Tip #5: Don’t Rush to Select a Color

Consider how your color will work with your space before making a purchase. Being sure about your color choice will save you time and money. Rushing into a color selection can result in a touch up or repainting altogether.

Tip #6: Know Your Finishes

Lastly, make sure you pick the right finish for the room. Here are the four major finishes:

  • Flat: Great for interior walls and ceilings.
  • Eggshell: Ideal for living rooms, bedrooms and dining room walls as it is easy to wash and touch up.
  • Satin: The easy-to-clean nature of satin finishes makes it perfect for high-traffic areas of the home.
  • Semi-Gloss/Gloss: Reserve this finish for trim, molding, cabinets, kitchens and bathrooms due to its great coverage and washable, durable nature.

Follow these simple tips and you’ll not only find yourself saving money at the hardware store or with your professional painters, but you’ll also save time by not having to repaint or frequently touch up your newly painted surfaces.

Andrea Davis is the editor at HomeAdvisor, which connects homeowners with home improvement professionals in their area for free. 

Fall Yard Care to do Now

Fall is here! The days are shorter, the temperatures are cooler, and the leaves are changing a little every day. And since the Red Sox are done for the season, you have a little more time to keep your yard looking its best year round with some easy fall yard care tips.

Beautify with New Tress, Shrubs, and Annuals

Keep your yard looking beautiful by removing wilted summer annuals and replacing them with cool-weather varieties (make sure to fertilize the soil first). You’ll also want to stop fertilizing perennials. This will allow them to rest during winter and be healthier come spring. 

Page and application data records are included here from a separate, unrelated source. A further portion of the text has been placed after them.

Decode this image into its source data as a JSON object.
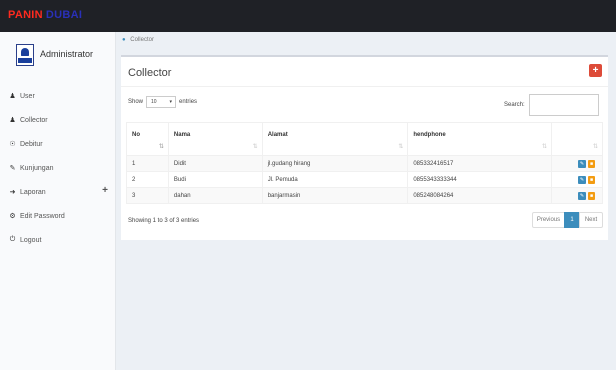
{
  "brand": {
    "part1": "PANIN",
    "part2": "DUBAI"
  },
  "sidebar": {
    "admin_name": "Administrator",
    "items": [
      {
        "label": "User",
        "icon": "user-icon"
      },
      {
        "label": "Collector",
        "icon": "users-icon"
      },
      {
        "label": "Debitur",
        "icon": "user-circle-icon"
      },
      {
        "label": "Kunjungan",
        "icon": "edit-icon"
      },
      {
        "label": "Laporan",
        "icon": "sign-in-icon",
        "expand": "+"
      },
      {
        "label": "Edit Password",
        "icon": "cogs-icon"
      },
      {
        "label": "Logout",
        "icon": "power-icon"
      }
    ]
  },
  "breadcrumb": {
    "current": "Collector"
  },
  "box": {
    "title": "Collector",
    "add_label": "+",
    "length": {
      "show": "Show",
      "value": "10",
      "entries": "entries"
    },
    "search_label": "Search:",
    "table": {
      "headers": [
        "No",
        "Nama",
        "Alamat",
        "hendphone",
        ""
      ],
      "rows": [
        [
          "1",
          "Didit",
          "jl.gudang hirang",
          "085332416517"
        ],
        [
          "2",
          "Budi",
          "Jl. Pemuda",
          "0855343333344"
        ],
        [
          "3",
          "dahan",
          "banjarmasin",
          "085248084264"
        ]
      ]
    },
    "info": "Showing 1 to 3 of 3 entries",
    "pagination": {
      "prev": "Previous",
      "current": "1",
      "next": "Next"
    }
  },
  "colors": {
    "topbar": "#1f2126",
    "brand_red": "#ff2a1f",
    "brand_blue": "#2a30b8",
    "primary": "#3c8dbc",
    "danger": "#dd4b39",
    "warning": "#f39c12"
  }
}
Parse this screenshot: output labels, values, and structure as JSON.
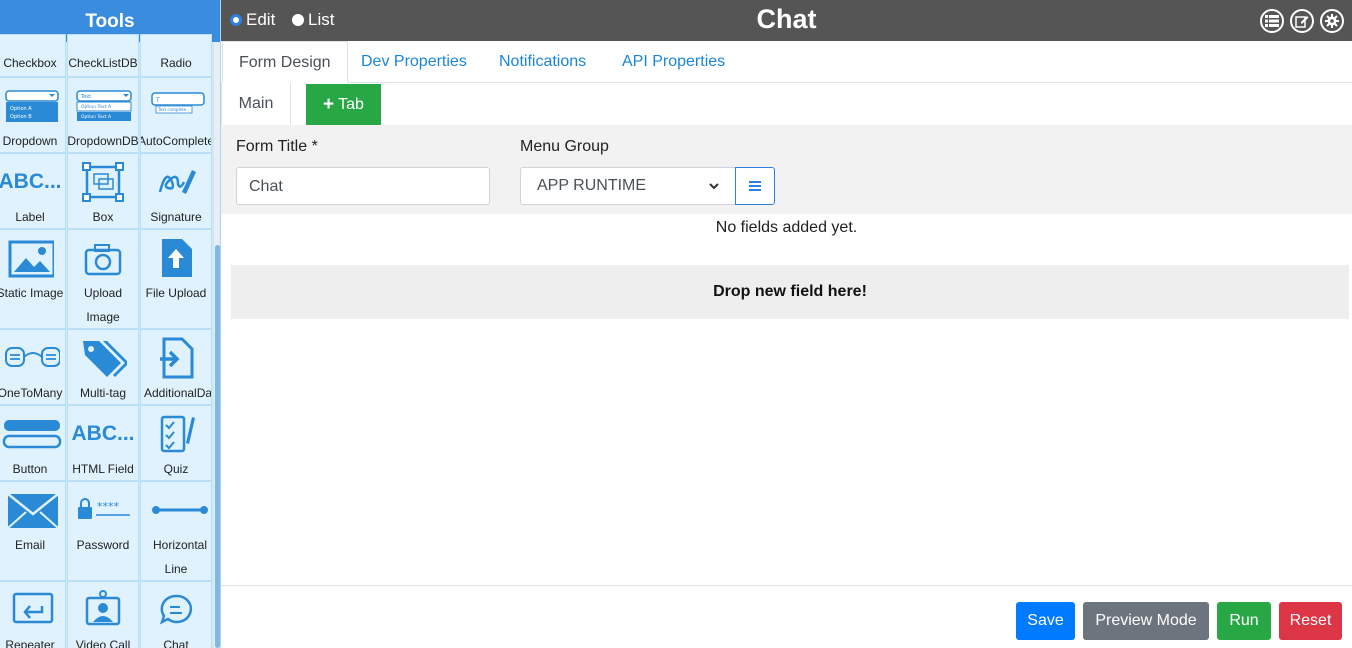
{
  "sidebar": {
    "title": "Tools",
    "tools": [
      {
        "label": "Checkbox",
        "icon": "checkbox-icon"
      },
      {
        "label": "CheckListDB",
        "icon": "checklistdb-icon"
      },
      {
        "label": "Radio",
        "icon": "radio-icon"
      },
      {
        "label": "Dropdown",
        "icon": "dropdown-icon",
        "thumb_text": [
          "Option A",
          "Option B"
        ]
      },
      {
        "label": "DropdownDB",
        "icon": "dropdowndb-icon",
        "thumb_text": [
          "Text",
          "Option Text A",
          "Option Text A"
        ]
      },
      {
        "label": "AutoComplete",
        "icon": "autocomplete-icon",
        "thumb_text": [
          "T",
          "Text complete"
        ]
      },
      {
        "label": "Label",
        "icon": "label-icon",
        "glyph": "ABC..."
      },
      {
        "label": "Box",
        "icon": "box-icon"
      },
      {
        "label": "Signature",
        "icon": "signature-icon"
      },
      {
        "label": "Static Image",
        "icon": "image-icon"
      },
      {
        "label": "Upload Image",
        "icon": "camera-icon"
      },
      {
        "label": "File Upload",
        "icon": "file-upload-icon"
      },
      {
        "label": "OneToMany",
        "icon": "one-to-many-icon"
      },
      {
        "label": "Multi-tag",
        "icon": "tags-icon"
      },
      {
        "label": "AdditionalData",
        "icon": "additional-data-icon"
      },
      {
        "label": "Button",
        "icon": "button-icon"
      },
      {
        "label": "HTML Field",
        "icon": "html-field-icon",
        "glyph": "ABC..."
      },
      {
        "label": "Quiz",
        "icon": "quiz-icon"
      },
      {
        "label": "Email",
        "icon": "email-icon"
      },
      {
        "label": "Password",
        "icon": "password-icon",
        "glyph": "****"
      },
      {
        "label": "Horizontal Line",
        "icon": "horizontal-line-icon"
      },
      {
        "label": "Repeater",
        "icon": "repeater-icon"
      },
      {
        "label": "Video Call",
        "icon": "video-call-icon"
      },
      {
        "label": "Chat",
        "icon": "chat-icon"
      }
    ]
  },
  "topbar": {
    "modes": [
      {
        "label": "Edit",
        "checked": true
      },
      {
        "label": "List",
        "checked": false
      }
    ],
    "title": "Chat",
    "icons": [
      "list-icon",
      "edit-icon",
      "settings-icon"
    ]
  },
  "tabs": [
    {
      "label": "Form Design",
      "active": true
    },
    {
      "label": "Dev Properties",
      "active": false
    },
    {
      "label": "Notifications",
      "active": false
    },
    {
      "label": "API Properties",
      "active": false
    }
  ],
  "subtabs": {
    "main": "Main",
    "add_tab": "Tab"
  },
  "form": {
    "title_label": "Form Title *",
    "title_value": "Chat",
    "menu_group_label": "Menu Group",
    "menu_group_value": "APP RUNTIME"
  },
  "empty_message": "No fields added yet.",
  "drop_zone": "Drop new field here!",
  "footer": {
    "save": "Save",
    "preview": "Preview Mode",
    "run": "Run",
    "reset": "Reset"
  },
  "colors": {
    "accent": "#2d7fe0",
    "sidebar_header": "#3a8dde",
    "topbar": "#555555",
    "save": "#007bff",
    "preview": "#6c757d",
    "run": "#28a745",
    "reset": "#dc3545"
  }
}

Planning to add or relocate trees or shrubs? Fall is a great time to do it. Cooler temperatures and occasional rainfall will help to encourage root growth before it gets too cold. Choose native plants for best results. 

Adjust Your Watering

As temperatures dip, plants and grass need less water. Reduce manual watering and make sure to keep an eye on automatic systems, adjusting them as needed.

Fall is also an excellent time to start practicing water conservation techniques. Set up a rain bucket, if you don’t already have one. 

Take Care of Your Lawn

Lawns can take quite a beating in Western Massachusetts in the summer, especially if your community, like mine, had water restriction rules in place. So, managing your lawn is an important part of fall yard care.

As the weather cools, lawn growth will slow. Make sure to continue mowing your lawn (adjust the mower blade as needed) until it becomes dormant. A good rule of thumb is no lower than 2 1/2 inches in the fall and winter months. 

Whether you're planting a new lawn or working on your existing lawn, it’s time to overseed with cool season turf grasses such as bluegrasses, bentgrasses, fescues, and ryegrasses. Remove thatch from your lawn. This can be done by hand or the easier way of renting an aerator or dethatcher. Doing so will encourage healthy root systems, plus aerating allows water to penetrate deeper, helping to avoid runoff. 

Clean Up Debris

Of course, a big part of fall yard care is cleaning up debris, including dead plants or leaves.

First, there’s no need to remove a few straggling leaves from your lawn. Just mow right over them, and they’ll help to fertilize your lawn.

For yards with more trees, consider starting a compost pile. Compost can be used as mulch, and using it in your yard helps save on your water bills, reduces the need to fertilize (which is better for the environment), and saves you time (no bagging leaves). Simply add your yard waste to a compost pile instead of throwing it out.

 

Pamela Sclafani is the Marketing Manager for Coldwell Banker Upton Massamont. She lives in the Pioneer Valley and enjoys everything it has to offer, gorgeous scenery, hills and mountains for hiking, lakes for paddle boarding, the change of seasons, and the close proximity to Boston and New York.